It's the first of its kind in the state -- a program aimed at getting small business owners to invest in energy upgrades, without worrying about financial risk.
"Of the businesses that take the time, take the initiative to go through and actually get an energy audit, only 40 percent of them today are able to follow through and do what they know they should do and make those improvements," said Mayor Miro Weinberger (D-Burlington).
The on-bill financing program means business owners can get up front funds to invest in projects that will make them more energy-efficient and the savings on their electricity bills would then be used to make payments on those projects.
"We are talking here about more efficient lighting, improvements in refrigeration and appliances and in some cases heating or air conditioning equipment," said Sen. Bernie Sanders (I-Vermont).
The program is funded by a 1-million dollar grant from the federal government that's matched by Burlington Electric, which will provide additional incentives to businesses enrolled in the program.
"This is a revolving fund, so it will stay in the community year after year. It's not just a pilot that we're going to see for a couple years and then say gee, I wish we could continue that," said Vermont Public Service Commissioner Liz Miller.
Right now the on-bill financing program is limited to small businesses only, but Sanders and others say they hope to bring it to homeowners and areas outside of the Queen City in the future. "This is essentially a model program. We want it to work and we are going to build big time on this program not just in Burlington but all over the State of Vermont," Sen. Sanders said.

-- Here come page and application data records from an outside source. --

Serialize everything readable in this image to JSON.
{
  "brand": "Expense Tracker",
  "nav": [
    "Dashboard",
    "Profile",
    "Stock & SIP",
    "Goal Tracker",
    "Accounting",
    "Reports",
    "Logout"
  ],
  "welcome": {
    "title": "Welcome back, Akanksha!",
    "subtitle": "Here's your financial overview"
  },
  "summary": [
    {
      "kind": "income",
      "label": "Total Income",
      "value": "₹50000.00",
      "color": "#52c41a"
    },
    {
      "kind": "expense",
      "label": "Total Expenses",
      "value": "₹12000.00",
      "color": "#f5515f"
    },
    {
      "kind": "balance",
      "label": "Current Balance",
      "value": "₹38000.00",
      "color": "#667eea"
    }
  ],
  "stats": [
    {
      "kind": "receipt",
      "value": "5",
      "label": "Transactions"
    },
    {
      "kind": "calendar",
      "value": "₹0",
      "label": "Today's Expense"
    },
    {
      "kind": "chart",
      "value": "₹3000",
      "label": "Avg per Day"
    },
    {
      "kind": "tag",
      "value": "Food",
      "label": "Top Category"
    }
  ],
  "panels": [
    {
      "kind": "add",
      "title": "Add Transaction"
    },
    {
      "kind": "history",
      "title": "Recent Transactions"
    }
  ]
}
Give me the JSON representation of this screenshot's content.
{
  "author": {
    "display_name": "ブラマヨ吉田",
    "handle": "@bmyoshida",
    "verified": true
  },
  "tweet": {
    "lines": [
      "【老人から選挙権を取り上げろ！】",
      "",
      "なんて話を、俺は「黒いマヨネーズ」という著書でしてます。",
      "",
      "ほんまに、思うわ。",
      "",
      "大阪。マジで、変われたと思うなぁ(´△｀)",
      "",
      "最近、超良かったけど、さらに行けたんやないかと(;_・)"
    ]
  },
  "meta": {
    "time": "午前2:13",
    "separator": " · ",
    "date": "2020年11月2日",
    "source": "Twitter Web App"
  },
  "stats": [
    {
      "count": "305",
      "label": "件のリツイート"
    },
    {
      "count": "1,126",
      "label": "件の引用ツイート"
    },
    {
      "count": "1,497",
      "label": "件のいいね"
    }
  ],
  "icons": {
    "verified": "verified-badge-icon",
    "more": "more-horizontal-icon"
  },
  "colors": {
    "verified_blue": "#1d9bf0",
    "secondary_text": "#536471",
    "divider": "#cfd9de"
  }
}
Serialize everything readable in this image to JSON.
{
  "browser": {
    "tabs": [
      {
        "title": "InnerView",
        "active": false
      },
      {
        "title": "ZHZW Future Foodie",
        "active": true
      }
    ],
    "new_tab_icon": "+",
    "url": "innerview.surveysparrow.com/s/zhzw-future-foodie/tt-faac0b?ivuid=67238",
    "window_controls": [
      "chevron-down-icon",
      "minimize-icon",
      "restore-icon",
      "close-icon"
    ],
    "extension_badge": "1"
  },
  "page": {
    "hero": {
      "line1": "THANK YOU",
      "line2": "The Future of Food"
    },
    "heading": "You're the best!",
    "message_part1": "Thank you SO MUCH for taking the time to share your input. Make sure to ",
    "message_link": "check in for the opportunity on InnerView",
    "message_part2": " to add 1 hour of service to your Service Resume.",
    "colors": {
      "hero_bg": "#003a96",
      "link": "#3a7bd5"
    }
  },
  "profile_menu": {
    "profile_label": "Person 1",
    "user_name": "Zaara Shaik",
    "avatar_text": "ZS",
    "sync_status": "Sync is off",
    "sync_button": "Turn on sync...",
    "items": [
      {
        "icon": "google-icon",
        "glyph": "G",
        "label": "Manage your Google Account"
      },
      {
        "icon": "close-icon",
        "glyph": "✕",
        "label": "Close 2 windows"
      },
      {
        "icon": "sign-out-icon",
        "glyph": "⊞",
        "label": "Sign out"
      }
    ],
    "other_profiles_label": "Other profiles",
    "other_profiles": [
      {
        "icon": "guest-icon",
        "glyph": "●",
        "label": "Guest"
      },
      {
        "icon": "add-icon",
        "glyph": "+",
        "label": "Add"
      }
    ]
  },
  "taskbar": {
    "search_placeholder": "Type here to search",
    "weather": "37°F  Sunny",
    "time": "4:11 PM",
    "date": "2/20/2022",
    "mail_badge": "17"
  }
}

One-hundred fifty businesses are expected to take part in the program during the first few years and projects must meet cost-effectiveness criteria. The program is expected to roll out beginning next year.